Last summer my husband and I bought an old 25 foot sailboat. After about a month of ownership, we decided to take three of our friends out for a 3 hour tour. The day before I bought brand new water shoes for the trip. But we had one small problem the evening of the cruise, not enough wind. We decided to have a cook out on shore and in the process broke the first rule of boating safety by consuming alcoholic beverages.
It was a warm July evening. I wore my capris and a t-shirt. After supper, the wind picked up out of nowhere. We were ready for the quick sunset cruise out to the lighthouse and back maybe five miles from shore. Once we made it to the lighthouse, the wind was really whipping and there were three foot waves. We thought it would be a really great idea to see how fast the boat could go. We did get the boat to go fast, faster than we have seen it go since. The problem was that the boat went fast in the wrong direction. When we got done testing the speed, we were 15 miles north of where we were supposed to be and it was getting dark.

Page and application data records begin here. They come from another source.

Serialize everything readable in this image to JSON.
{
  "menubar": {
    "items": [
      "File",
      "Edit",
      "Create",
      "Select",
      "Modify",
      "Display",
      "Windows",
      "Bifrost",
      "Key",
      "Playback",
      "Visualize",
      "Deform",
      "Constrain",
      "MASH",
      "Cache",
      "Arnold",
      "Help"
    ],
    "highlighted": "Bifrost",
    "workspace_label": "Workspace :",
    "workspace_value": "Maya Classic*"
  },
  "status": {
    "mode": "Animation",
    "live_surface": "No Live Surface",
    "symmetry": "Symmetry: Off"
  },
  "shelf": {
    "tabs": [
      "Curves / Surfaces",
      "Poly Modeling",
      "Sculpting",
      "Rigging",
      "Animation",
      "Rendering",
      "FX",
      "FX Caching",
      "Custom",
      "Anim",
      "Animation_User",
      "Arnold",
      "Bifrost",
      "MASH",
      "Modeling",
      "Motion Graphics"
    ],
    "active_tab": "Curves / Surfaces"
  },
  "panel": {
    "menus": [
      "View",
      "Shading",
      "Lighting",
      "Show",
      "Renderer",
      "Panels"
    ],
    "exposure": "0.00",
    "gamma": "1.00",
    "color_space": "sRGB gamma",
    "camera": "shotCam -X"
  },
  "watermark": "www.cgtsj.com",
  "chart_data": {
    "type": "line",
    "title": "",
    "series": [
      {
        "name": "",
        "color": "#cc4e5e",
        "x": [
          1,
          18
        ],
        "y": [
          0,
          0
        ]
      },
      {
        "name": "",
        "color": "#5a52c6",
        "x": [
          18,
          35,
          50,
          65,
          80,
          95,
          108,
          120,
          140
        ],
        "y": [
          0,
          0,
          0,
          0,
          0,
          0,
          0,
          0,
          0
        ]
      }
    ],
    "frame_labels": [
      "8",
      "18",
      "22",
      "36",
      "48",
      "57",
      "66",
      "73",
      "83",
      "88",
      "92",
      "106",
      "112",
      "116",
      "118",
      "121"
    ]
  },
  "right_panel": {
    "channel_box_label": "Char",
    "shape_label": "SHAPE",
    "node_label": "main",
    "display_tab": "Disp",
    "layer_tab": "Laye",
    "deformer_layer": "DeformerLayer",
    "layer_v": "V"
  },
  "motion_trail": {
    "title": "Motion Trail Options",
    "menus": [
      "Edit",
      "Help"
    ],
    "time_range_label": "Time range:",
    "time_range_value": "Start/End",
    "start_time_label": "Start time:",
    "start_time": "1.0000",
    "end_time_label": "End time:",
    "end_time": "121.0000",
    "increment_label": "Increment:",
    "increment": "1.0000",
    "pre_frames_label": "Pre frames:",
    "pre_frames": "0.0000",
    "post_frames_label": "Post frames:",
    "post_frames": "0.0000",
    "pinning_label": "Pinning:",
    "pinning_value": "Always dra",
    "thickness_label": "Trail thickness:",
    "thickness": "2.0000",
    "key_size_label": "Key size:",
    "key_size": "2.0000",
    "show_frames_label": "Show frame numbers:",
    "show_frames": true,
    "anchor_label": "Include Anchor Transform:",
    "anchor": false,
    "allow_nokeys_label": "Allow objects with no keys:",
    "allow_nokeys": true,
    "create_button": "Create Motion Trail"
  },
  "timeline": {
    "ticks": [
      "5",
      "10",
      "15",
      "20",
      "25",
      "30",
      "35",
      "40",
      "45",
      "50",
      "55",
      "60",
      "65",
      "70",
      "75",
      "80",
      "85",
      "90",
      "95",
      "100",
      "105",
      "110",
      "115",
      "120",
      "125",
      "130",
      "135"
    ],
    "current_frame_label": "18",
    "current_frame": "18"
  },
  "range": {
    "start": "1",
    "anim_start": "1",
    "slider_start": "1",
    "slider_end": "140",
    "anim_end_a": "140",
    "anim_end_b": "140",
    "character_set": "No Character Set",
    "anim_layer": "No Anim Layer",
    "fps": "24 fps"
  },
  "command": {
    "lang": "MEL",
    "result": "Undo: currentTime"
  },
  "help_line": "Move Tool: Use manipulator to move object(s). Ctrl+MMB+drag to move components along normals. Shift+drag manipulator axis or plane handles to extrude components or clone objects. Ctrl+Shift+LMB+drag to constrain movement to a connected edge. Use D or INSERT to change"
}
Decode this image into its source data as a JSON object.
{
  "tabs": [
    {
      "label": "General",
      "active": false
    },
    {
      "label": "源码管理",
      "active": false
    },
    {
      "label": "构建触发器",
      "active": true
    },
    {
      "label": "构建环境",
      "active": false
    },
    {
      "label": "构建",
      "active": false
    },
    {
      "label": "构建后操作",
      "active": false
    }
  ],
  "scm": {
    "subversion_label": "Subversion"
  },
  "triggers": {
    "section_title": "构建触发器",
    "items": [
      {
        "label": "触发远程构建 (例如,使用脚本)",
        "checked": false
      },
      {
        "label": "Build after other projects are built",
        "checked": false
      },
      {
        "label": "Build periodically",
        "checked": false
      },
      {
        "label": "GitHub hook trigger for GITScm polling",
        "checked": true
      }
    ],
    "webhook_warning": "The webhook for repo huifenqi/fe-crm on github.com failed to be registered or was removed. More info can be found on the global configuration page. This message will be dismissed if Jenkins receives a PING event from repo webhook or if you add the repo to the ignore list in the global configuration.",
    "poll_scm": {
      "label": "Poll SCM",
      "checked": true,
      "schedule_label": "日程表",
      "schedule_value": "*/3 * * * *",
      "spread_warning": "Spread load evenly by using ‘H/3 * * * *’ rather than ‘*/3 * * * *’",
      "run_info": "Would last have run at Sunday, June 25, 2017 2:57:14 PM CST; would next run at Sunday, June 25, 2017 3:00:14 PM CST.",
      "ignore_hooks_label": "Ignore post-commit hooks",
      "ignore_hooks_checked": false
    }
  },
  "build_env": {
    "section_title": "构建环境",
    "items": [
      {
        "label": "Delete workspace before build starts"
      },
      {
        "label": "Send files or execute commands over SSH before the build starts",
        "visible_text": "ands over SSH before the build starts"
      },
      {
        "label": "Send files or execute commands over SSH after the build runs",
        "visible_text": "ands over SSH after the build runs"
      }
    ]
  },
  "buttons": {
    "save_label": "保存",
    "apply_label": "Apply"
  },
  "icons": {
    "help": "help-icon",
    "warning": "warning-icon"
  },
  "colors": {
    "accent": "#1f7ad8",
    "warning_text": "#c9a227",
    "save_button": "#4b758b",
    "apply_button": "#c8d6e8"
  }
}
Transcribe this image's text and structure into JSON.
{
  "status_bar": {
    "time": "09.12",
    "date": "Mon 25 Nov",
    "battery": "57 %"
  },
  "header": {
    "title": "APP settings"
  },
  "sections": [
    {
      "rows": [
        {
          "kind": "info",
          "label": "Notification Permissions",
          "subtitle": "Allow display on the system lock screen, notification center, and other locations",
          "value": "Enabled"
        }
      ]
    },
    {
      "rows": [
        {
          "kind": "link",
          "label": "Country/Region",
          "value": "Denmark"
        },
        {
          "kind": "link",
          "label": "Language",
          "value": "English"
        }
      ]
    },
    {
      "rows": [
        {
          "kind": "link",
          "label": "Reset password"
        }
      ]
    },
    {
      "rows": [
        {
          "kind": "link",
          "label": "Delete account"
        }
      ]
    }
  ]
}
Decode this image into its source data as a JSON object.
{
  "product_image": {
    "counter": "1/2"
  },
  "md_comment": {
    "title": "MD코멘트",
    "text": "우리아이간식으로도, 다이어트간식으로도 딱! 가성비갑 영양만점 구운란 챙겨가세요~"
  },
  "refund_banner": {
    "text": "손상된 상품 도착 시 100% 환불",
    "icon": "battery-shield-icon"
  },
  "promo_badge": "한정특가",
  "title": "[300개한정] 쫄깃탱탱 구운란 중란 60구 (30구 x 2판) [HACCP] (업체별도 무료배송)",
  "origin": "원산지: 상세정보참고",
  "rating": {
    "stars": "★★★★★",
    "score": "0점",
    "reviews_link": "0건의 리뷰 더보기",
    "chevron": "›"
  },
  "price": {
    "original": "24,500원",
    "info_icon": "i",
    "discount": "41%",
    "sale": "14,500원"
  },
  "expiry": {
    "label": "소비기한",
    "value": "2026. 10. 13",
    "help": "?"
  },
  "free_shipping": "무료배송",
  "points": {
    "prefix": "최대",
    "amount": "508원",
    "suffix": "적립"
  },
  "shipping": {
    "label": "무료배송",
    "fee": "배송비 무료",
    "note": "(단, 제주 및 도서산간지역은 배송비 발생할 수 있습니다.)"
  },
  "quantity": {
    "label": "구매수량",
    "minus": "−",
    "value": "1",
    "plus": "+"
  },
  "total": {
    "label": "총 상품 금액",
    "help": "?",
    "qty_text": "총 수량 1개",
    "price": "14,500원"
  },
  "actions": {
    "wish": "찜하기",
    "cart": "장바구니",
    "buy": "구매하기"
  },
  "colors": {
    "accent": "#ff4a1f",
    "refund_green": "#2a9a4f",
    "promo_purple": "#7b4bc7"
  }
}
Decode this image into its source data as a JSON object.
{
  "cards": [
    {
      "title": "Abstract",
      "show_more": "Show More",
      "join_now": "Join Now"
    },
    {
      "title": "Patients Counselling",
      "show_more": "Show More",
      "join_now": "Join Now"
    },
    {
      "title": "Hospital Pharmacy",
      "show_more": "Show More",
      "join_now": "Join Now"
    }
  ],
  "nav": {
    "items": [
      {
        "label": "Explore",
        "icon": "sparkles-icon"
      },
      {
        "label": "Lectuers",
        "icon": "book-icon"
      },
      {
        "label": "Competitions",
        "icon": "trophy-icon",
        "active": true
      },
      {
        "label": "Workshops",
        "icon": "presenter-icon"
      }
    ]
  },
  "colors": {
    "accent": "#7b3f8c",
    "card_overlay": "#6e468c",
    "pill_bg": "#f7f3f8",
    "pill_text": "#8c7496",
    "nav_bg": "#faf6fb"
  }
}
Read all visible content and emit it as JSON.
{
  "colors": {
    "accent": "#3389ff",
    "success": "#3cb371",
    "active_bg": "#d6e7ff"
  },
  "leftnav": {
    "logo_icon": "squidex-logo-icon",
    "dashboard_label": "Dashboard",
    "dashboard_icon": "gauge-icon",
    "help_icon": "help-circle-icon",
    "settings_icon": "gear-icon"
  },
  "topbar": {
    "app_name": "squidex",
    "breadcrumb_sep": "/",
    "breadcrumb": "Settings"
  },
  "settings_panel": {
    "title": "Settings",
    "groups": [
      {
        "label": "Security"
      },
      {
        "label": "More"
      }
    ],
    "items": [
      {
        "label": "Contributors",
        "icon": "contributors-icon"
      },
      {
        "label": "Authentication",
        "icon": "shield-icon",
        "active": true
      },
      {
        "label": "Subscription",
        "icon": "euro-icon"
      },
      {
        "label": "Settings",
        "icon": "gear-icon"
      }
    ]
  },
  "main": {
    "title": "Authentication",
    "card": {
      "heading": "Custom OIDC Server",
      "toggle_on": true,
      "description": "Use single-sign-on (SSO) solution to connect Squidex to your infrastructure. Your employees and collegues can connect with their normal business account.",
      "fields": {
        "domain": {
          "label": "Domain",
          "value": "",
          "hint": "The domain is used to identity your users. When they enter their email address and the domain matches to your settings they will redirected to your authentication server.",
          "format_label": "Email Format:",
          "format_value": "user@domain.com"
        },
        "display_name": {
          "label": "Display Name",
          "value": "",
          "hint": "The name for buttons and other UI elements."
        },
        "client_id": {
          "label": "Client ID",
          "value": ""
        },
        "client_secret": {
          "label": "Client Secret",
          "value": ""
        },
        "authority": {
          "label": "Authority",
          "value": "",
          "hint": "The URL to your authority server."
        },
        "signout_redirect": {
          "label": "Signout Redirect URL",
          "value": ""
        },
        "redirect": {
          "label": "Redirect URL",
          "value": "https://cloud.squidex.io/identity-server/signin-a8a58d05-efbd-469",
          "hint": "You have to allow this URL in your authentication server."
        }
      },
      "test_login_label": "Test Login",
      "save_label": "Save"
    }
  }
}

In the meantime, my friend and I needed to use the bathroom. We had a toilet on board, but we didn’t know how to use it. After using the facilities, we were supposed to pull a lever to empty the contents into a lower compartment. We didn’t do that. As a gracious host, I had my friend use the bathroom first. When it was my turn, I opened the lid as we hit a wave and spilled the contents down my legs onto my new water shoes. Great, now I am soaked in my friend’s urine. No problem, I had extra clothes on board, right?! Well, no.
Now it was dusk and we were lost. The depth finder was not working, the GPS coordinates did not take into account that there was land between point A and point B, we had no maps, and our cell phones all died. To make matters worse, we were almost out of gas. We were in deep water! Every time we tried getting close to shore we would ground out, using what little gas we had left to get ourselves out. When we went out to deep water we hit some big waves spraying us with water. I was freezing after being soaked with urine and water not to mention the drop in temperature after dark. I used the spider filled sail cover to stay warm. One of our thrill seeker friends thought it would be a good idea to dance around on the wet bow much to his wife’s dismay. They ended up falling asleep at midnight. My husband spent the night steering the boat while his other buddy and I worked the jib sheet. Our minds started playing tricks on us and we were afraid of hitting dark objects in the water. At 5 AM I couldn’t take it anymore and had to go to sleep. Geez, all that and I missed the sunrise!! In daylight we were able to get back to shore. We almost made it to the harbor when we ran out of gas. My husband jumped into the water and had to swim the boat to shore.
We made it home at 7 AM the day after our three hour cruise. My body was swaying back and forth for the next couple of days. The day after we got back I decided to go for a 6 mile run even though I was still swaying and felt like crap. It was the hardest run ever because I ended up coming down with pneumonia that day.
What did we learn from our (in)experience? I am now toilet trained, we carry extra gas, extra water, and bought an additional phone battery charger. I have extra blankets, sweaters, sleeping bags, shorts, pants, coat, robe, and rain gear that stays on the boat just in case we are foolish enough to have another accidental, overnight sail.